[Start of section]

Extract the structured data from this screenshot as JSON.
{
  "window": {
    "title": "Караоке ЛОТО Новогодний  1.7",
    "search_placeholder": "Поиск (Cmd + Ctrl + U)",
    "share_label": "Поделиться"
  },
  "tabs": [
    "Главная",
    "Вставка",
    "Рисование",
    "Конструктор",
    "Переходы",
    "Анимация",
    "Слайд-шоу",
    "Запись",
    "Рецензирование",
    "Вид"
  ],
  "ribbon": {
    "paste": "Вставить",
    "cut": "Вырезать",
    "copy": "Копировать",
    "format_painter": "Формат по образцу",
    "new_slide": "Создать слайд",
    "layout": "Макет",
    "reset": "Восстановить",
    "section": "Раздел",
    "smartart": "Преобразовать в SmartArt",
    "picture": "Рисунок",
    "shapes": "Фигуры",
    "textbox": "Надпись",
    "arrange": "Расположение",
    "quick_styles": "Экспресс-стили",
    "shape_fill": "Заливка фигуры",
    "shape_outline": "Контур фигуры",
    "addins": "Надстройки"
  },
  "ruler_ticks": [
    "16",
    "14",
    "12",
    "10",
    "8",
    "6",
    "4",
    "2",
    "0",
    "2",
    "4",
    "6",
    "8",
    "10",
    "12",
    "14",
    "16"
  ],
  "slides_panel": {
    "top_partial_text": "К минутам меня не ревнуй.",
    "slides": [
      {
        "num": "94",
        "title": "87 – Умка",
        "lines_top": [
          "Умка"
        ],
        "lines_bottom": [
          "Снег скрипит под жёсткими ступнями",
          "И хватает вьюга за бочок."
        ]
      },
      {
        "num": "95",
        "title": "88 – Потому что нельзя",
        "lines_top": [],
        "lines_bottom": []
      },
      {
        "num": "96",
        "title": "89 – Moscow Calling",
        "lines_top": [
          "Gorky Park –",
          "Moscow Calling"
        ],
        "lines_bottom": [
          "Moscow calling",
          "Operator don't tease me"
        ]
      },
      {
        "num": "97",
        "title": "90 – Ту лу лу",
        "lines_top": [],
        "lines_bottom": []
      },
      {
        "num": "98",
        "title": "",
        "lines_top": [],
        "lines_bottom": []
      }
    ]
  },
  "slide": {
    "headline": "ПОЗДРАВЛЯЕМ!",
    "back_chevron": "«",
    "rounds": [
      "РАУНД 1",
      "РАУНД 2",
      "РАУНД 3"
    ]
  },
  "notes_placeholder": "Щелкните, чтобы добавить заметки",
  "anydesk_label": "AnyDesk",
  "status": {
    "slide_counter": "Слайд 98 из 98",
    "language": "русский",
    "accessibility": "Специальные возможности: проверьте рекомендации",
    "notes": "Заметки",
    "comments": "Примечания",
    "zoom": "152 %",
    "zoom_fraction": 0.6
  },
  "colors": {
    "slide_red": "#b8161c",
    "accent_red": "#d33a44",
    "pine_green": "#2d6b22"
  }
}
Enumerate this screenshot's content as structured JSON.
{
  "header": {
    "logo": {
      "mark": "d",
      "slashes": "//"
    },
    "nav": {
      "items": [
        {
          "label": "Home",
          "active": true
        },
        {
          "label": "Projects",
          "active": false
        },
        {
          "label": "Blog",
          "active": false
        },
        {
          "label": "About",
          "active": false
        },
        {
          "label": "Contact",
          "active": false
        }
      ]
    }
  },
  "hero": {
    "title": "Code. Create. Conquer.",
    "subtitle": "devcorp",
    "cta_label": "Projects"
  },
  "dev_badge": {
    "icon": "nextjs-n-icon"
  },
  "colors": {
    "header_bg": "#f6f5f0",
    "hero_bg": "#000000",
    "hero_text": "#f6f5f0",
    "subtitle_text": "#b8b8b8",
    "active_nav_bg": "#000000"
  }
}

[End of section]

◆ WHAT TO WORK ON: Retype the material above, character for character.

◆ EXERCISE OUTPUT:
Extract the structured data from this screenshot as JSON.
{
  "window": {
    "title": "Караоке ЛОТО Новогодний  1.7",
    "search_placeholder": "Поиск (Cmd + Ctrl + U)",
    "share_label": "Поделиться"
  },
  "tabs": [
    "Главная",
    "Вставка",
    "Рисование",
    "Конструктор",
    "Переходы",
    "Анимация",
    "Слайд-шоу",
    "Запись",
    "Рецензирование",
    "Вид"
  ],
  "ribbon": {
    "paste": "Вставить",
    "cut": "Вырезать",
    "copy": "Копировать",
    "format_painter": "Формат по образцу",
    "new_slide": "Создать слайд",
    "layout": "Макет",
    "reset": "Восстановить",
    "section": "Раздел",
    "smartart": "Преобразовать в SmartArt",
    "picture": "Рисунок",
    "shapes": "Фигуры",
    "textbox": "Надпись",
    "arrange": "Расположение",
    "quick_styles": "Экспресс-стили",
    "shape_fill": "Заливка фигуры",
    "shape_outline": "Контур фигуры",
    "addins": "Надстройки"
  },
  "ruler_ticks": [
    "16",
    "14",
    "12",
    "10",
    "8",
    "6",
    "4",
    "2",
    "0",
    "2",
    "4",
    "6",
    "8",
    "10",
    "12",
    "14",
    "16"
  ],
  "slides_panel": {
    "top_partial_text": "К минутам меня не ревнуй.",
    "slides": [
      {
        "num": "94",
        "title": "87 – Умка",
        "lines_top": [
          "Умка"
        ],
        "lines_bottom": [
          "Снег скрипит под жёсткими ступнями",
          "И хватает вьюга за бочок."
        ]
      },
      {
        "num": "95",
        "title": "88 – Потому что нельзя",
        "lines_top": [],
        "lines_bottom": []
      },
      {
        "num": "96",
        "title": "89 – Moscow Calling",
        "lines_top": [
          "Gorky Park –",
          "Moscow Calling"
        ],
        "lines_bottom": [
          "Moscow calling",
          "Operator don't tease me"
        ]
      },
      {
        "num": "97",
        "title": "90 – Ту лу лу",
        "lines_top": [],
        "lines_bottom": []
      },
      {
        "num": "98",
        "title": "",
        "lines_top": [],
        "lines_bottom": []
      }
    ]
  },
  "slide": {
    "headline": "ПОЗДРАВЛЯЕМ!",
    "back_chevron": "«",
    "rounds": [
      "РАУНД 1",
      "РАУНД 2",
      "РАУНД 3"
    ]
  },
  "notes_placeholder": "Щелкните, чтобы добавить заметки",
  "anydesk_label": "AnyDesk",
  "status": {
    "slide_counter": "Слайд 98 из 98",
    "language": "русский",
    "accessibility": "Специальные возможности: проверьте рекомендации",
    "notes": "Заметки",
    "comments": "Примечания",
    "zoom": "152 %",
    "zoom_fraction": 0.6
  },
  "colors": {
    "slide_red": "#b8161c",
    "accent_red": "#d33a44",
    "pine_green": "#2d6b22"
  }
}
Enumerate this screenshot's content as structured JSON.
{
  "header": {
    "logo": {
      "mark": "d",
      "slashes": "//"
    },
    "nav": {
      "items": [
        {
          "label": "Home",
          "active": true
        },
        {
          "label": "Projects",
          "active": false
        },
        {
          "label": "Blog",
          "active": false
        },
        {
          "label": "About",
          "active": false
        },
        {
          "label": "Contact",
          "active": false
        }
      ]
    }
  },
  "hero": {
    "title": "Code. Create. Conquer.",
    "subtitle": "devcorp",
    "cta_label": "Projects"
  },
  "dev_badge": {
    "icon": "nextjs-n-icon"
  },
  "colors": {
    "header_bg": "#f6f5f0",
    "hero_bg": "#000000",
    "hero_text": "#f6f5f0",
    "subtitle_text": "#b8b8b8",
    "active_nav_bg": "#000000"
  }
}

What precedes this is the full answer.